We lost Dan at the last race of last season, but he won at Indy last year and his presence is going to huge throughout the whole month. When you drive up 16th Street, where the Speedway is in Indianapolis, there is a huge Firestone billboard with Dan’s picture on it and everywhere we go people constantly come to me and talk about Dan and what he meant to them.
Susie, his wife, will be there to collect the winner’s ring from last year, so Dan is going to be in all our thoughts, and rightly so. It will be tough. It’s great to celebrate what he achieved, but the biggest thing for a lot of the drivers is that he’s not with us any more.
When you win the Indianapolis 500, as well as receiving the huge Borg-Warner Trophy, you get to keep the pace car from the race. I’ve got two, one in the garage at home in Scotland and one in Nashville. Dan was very proud of his pace cars and when he won his second last year he said that he now had one for each of his boys.
I know just how difficult a race it is to win, so when you do cross the yard of bricks on the finish line first you really appreciate it. It’s a whirlwind when you win. I remember after the first in 2007 going out with some friends from Scotland who had come to watch, and the other drivers, and getting home very late. After that you are constantly in demand for the whole week until the next race. It’s absolutely crazy.
I think with any of these events, whether it’s the 24 Hours of Le Mans or the Indianapolis 500, the winners see it as a kind of club. Guys who have won it come up and say “welcome to the club” and that is pretty cool.
People often ask me whether I’d rather win the championship or the Indy 500. The answer is simple — Indy every time.
Franchitti at Indianapolis
Dario Franchitti was born in Bathgate, West Lothian, and raced in single-seaters and touring cars before moving to the United States in 1997. He drove in the CART series and first contested the Indy 500 in 2002, finishing nineteenth.
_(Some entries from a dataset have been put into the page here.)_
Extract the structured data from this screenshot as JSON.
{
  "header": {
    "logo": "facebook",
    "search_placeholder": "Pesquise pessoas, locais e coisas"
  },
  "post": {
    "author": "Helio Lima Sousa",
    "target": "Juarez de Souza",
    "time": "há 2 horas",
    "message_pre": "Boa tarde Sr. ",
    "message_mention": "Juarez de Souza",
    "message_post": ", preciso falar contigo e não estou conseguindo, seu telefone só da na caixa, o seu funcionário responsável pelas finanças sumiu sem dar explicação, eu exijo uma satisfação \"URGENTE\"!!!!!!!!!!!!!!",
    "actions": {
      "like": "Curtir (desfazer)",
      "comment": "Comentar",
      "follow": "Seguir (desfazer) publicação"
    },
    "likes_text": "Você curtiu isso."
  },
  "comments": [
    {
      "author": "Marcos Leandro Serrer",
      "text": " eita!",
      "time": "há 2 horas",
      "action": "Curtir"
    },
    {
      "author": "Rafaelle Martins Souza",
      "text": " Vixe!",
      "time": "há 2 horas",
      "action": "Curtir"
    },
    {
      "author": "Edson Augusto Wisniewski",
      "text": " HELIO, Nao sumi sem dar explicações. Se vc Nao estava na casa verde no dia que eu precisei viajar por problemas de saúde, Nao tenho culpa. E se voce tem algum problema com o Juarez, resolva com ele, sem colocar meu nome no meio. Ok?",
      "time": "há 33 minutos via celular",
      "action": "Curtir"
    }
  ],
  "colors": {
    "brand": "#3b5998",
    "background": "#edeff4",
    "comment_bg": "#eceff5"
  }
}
He missed the next year’s race because of injury and did not compete in 2008 because he was racing in Nascar, but in eight appearances at the Indy, he has won twice (2007 and 2010) and qualified on the front row on four occasions.